### Exercise details
The required output is every entry, printed exactly as written.

Dataset rows for apps and sites:
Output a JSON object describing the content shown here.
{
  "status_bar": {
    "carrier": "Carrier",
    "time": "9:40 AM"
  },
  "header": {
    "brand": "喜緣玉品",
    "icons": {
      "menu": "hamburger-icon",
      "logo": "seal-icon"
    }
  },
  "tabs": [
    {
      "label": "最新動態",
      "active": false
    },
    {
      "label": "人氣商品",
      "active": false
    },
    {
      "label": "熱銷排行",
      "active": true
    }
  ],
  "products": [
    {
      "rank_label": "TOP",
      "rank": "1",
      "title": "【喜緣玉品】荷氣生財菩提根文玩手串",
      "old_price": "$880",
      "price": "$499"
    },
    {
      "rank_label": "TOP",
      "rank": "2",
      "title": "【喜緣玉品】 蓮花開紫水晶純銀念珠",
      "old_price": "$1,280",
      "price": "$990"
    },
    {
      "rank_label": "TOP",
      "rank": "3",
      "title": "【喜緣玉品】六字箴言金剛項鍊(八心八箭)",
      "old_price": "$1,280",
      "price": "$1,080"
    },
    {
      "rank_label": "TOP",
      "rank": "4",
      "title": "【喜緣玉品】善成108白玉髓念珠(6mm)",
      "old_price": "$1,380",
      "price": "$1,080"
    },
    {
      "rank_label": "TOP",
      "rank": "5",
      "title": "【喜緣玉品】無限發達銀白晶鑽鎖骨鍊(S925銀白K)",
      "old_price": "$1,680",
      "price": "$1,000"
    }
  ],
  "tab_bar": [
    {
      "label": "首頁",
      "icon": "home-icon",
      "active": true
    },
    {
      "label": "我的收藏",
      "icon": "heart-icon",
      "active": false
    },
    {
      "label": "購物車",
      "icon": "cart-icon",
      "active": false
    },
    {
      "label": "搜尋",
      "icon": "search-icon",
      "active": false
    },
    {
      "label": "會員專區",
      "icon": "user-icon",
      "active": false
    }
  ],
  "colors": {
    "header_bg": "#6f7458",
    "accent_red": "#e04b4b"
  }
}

### Response area
Output a JSON object describing the content shown here.
{
  "status_bar": {
    "carrier": "Carrier",
    "time": "9:40 AM"
  },
  "header": {
    "brand": "喜緣玉品",
    "icons": {
      "menu": "hamburger-icon",
      "logo": "seal-icon"
    }
  },
  "tabs": [
    {
      "label": "最新動態",
      "active": false
    },
    {
      "label": "人氣商品",
      "active": false
    },
    {
      "label": "熱銷排行",
      "active": true
    }
  ],
  "products": [
    {
      "rank_label": "TOP",
      "rank": "1",
      "title": "【喜緣玉品】荷氣生財菩提根文玩手串",
      "old_price": "$880",
      "price": "$499"
    },
    {
      "rank_label": "TOP",
      "rank": "2",
      "title": "【喜緣玉品】 蓮花開紫水晶純銀念珠",
      "old_price": "$1,280",
      "price": "$990"
    },
    {
      "rank_label": "TOP",
      "rank": "3",
      "title": "【喜緣玉品】六字箴言金剛項鍊(八心八箭)",
      "old_price": "$1,280",
      "price": "$1,080"
    },
    {
      "rank_label": "TOP",
      "rank": "4",
      "title": "【喜緣玉品】善成108白玉髓念珠(6mm)",
      "old_price": "$1,380",
      "price": "$1,080"
    },
    {
      "rank_label": "TOP",
      "rank": "5",
      "title": "【喜緣玉品】無限發達銀白晶鑽鎖骨鍊(S925銀白K)",
      "old_price": "$1,680",
      "price": "$1,000"
    }
  ],
  "tab_bar": [
    {
      "label": "首頁",
      "icon": "home-icon",
      "active": true
    },
    {
      "label": "我的收藏",
      "icon": "heart-icon",
      "active": false
    },
    {
      "label": "購物車",
      "icon": "cart-icon",
      "active": false
    },
    {
      "label": "搜尋",
      "icon": "search-icon",
      "active": false
    },
    {
      "label": "會員專區",
      "icon": "user-icon",
      "active": false
    }
  ],
  "colors": {
    "header_bg": "#6f7458",
    "accent_red": "#e04b4b"
  }
}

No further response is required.